@Mikero Thanks for your answer, but I'm not sure if it works (at least in my case). If the simulator picks the public key of Alice, we need an argument to say that the simulator can encrypt a random $d_0'$ in place of $d_0$ (because $d_0$ should not leak to the simulator) without being detected. However, I don't think this is directly implies by IND-CPA (see my edit). Am I missing something?

revised

added 847 characters in body

Loading…
comment

@Maeher Thanks for your answer. Unfortunately this cannot work in my case because I'm in a quantum setting: basically, for the adversary to learn $x$, it needs to destroy its state (and then, the protocol is not useful anymore). I could of course do a "cut and choose" approach by asking from time to time do destroy the state and from time to time to continue, but then I only get polynomial security :-( I also don't think that the approach proposed by Mikero works, I'll try to ellaborate in another message.

asked
Loading…
revised

deleted 467 characters in body

Loading…
answered
Loading…
revised

[Edit removed during grace period]; added 471 characters in body

Loading…
awarded
revised

added 176 characters in body

Loading…
revised

added 31 characters in body

Loading…
revised

edited body

Loading…
asked
Loading…
comment

Ok great, thanks a lot! It would be great to have a "LWE zoo" with all the know reductions, how tight they are, and which paper superseeds which one... Anyway, thanks a lot!

comment

Sorry to annoy you again, but I was having one more related question. I'd like to have a reduction GapSVP -> Decision Discrete LWE (modulo 2^k). Right now I'm doing GapSVP --[Reg05]--> Search Continous LWE --[MP12]--> Decision Continuous LWE --[Pei10]--> Decision Discrete LWE. But I found it is suboptimal, as [PRS20] provides directly GapSVP --[PRS20, Cor. 5.2]--> Decision Continuous LWE. Do I still need to use [Pei10] for the last reduction to Discrete LWE, or is there a more efficient solution to directly do GapSVP --> Decision Discrete LWE? [PRS20] eprint.iacr.org/2017/258.pdf

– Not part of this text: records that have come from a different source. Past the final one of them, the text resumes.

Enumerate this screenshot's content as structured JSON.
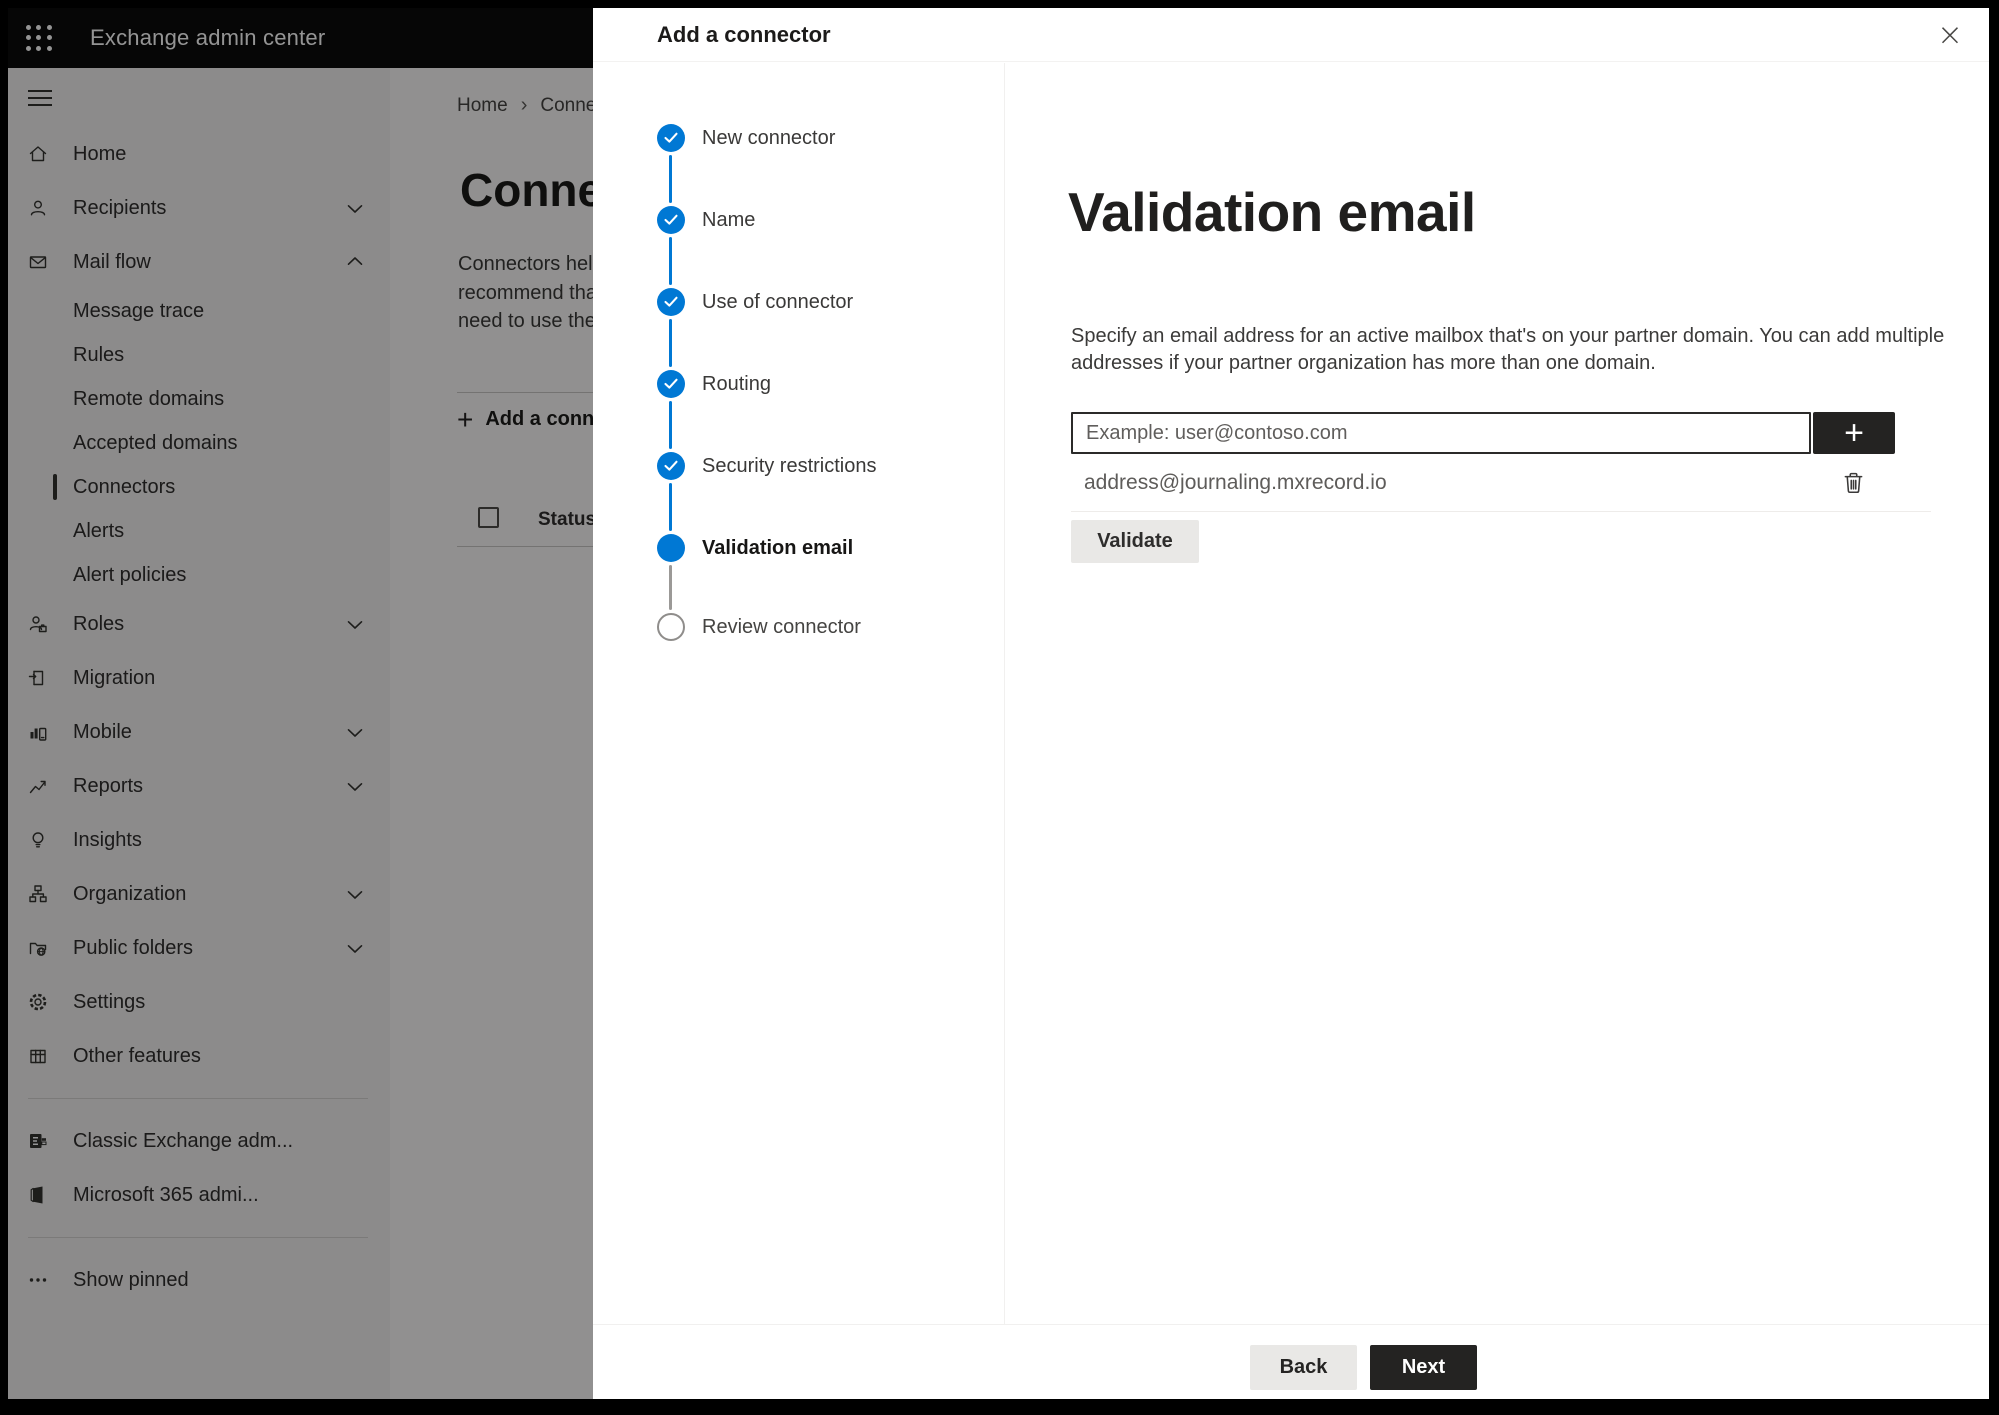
{
  "topbar": {
    "title": "Exchange admin center"
  },
  "sidebar": {
    "items": [
      {
        "label": "Home",
        "icon": "home",
        "type": "top"
      },
      {
        "label": "Recipients",
        "icon": "person",
        "type": "top",
        "chevron": "down"
      },
      {
        "label": "Mail flow",
        "icon": "mail",
        "type": "top",
        "chevron": "up"
      },
      {
        "label": "Message trace",
        "type": "sub"
      },
      {
        "label": "Rules",
        "type": "sub"
      },
      {
        "label": "Remote domains",
        "type": "sub"
      },
      {
        "label": "Accepted domains",
        "type": "sub"
      },
      {
        "label": "Connectors",
        "type": "sub",
        "selected": true
      },
      {
        "label": "Alerts",
        "type": "sub"
      },
      {
        "label": "Alert policies",
        "type": "sub"
      },
      {
        "label": "Roles",
        "icon": "roles",
        "type": "top",
        "chevron": "down"
      },
      {
        "label": "Migration",
        "icon": "migration",
        "type": "top"
      },
      {
        "label": "Mobile",
        "icon": "mobile",
        "type": "top",
        "chevron": "down"
      },
      {
        "label": "Reports",
        "icon": "reports",
        "type": "top",
        "chevron": "down"
      },
      {
        "label": "Insights",
        "icon": "insights",
        "type": "top"
      },
      {
        "label": "Organization",
        "icon": "organization",
        "type": "top",
        "chevron": "down"
      },
      {
        "label": "Public folders",
        "icon": "public-folders",
        "type": "top",
        "chevron": "down"
      },
      {
        "label": "Settings",
        "icon": "settings",
        "type": "top"
      },
      {
        "label": "Other features",
        "icon": "other-features",
        "type": "top"
      },
      {
        "divider": true
      },
      {
        "label": "Classic Exchange adm...",
        "icon": "classic-exchange",
        "type": "top"
      },
      {
        "label": "Microsoft 365 admi...",
        "icon": "m365",
        "type": "top"
      },
      {
        "divider": true
      },
      {
        "label": "Show pinned",
        "icon": "ellipsis",
        "type": "top"
      }
    ]
  },
  "background_page": {
    "breadcrumb": {
      "home": "Home",
      "separator": "›",
      "current": "Connectors"
    },
    "title": "Connectors",
    "description_visible": "Connectors help\nrecommend that\nneed to use ther",
    "add_button_label": "Add a connector",
    "table": {
      "status_header": "Status"
    }
  },
  "panel": {
    "title": "Add a connector",
    "close_label": "×",
    "steps": [
      {
        "label": "New connector",
        "state": "done"
      },
      {
        "label": "Name",
        "state": "done"
      },
      {
        "label": "Use of connector",
        "state": "done"
      },
      {
        "label": "Routing",
        "state": "done"
      },
      {
        "label": "Security restrictions",
        "state": "done"
      },
      {
        "label": "Validation email",
        "state": "current"
      },
      {
        "label": "Review connector",
        "state": "upcoming"
      }
    ],
    "content": {
      "heading": "Validation email",
      "description": "Specify an email address for an active mailbox that's on your partner domain. You can add multiple addresses if your partner organization has more than one domain.",
      "email_input": {
        "value": "",
        "placeholder": "Example: user@contoso.com"
      },
      "add_address_label": "+",
      "addresses": [
        "address@journaling.mxrecord.io"
      ],
      "validate_button": "Validate"
    },
    "footer": {
      "back_button": "Back",
      "next_button": "Next"
    }
  },
  "colors": {
    "accent": "#0078d4",
    "dark_button": "#242322",
    "light_button": "#e9e8e6",
    "overlay": "rgba(0,0,0,0.42)",
    "topbar_bg": "#0b0b0b"
  }
}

comment

Therefore, to obtain meaningful security results, one must only consider what I call "Information theoretically secure IF". Again, this is not defined formally directly in the CC framework, but I think that it is something important to understand when using the CC framework. I'm sorry if you got confused by my pedagogical choices, it was not intended, and I hope this clarify the confusion.

comment

Now, if Eve is unbounded, m is not hidden anymore in the case of IF2. I will say that IF2 is "computationnally secure", in the sense that an unbounded adversary can break the initial expectation I had on my IF. Finally, when interacting with IF3, even an unbounded Eve cannot obtain m: I will say that IF3 is "information theoretically secure". My claim is that proving that a protocol P realizes IF2 is not better than proving the game-based security of P (actually, you will have more guarantees if you consider game based security: at least you can quantify what an adversary can learn or not).

comment

For example, lets consider 3 IF for secure channel: IF1 will take message m from Alice as input, and outputs m to Eve. IF2 will take message m, and outputs the encryption of m. IF3 will take message m, and outputs nothing but the size of m. Informally, I don't consider IF1 as meaningful (in the context of secure channel) because an eavedropper can learn m, which is not what you expect from a secure channel: I will say that IF1 is not secure (if you prefer, you can replace "secure IF" with "meaningful IF"). IF2 and IF3 are "more meaningful/secure" because a bounded Eve cannot directly learn m.

1
2 3 4 5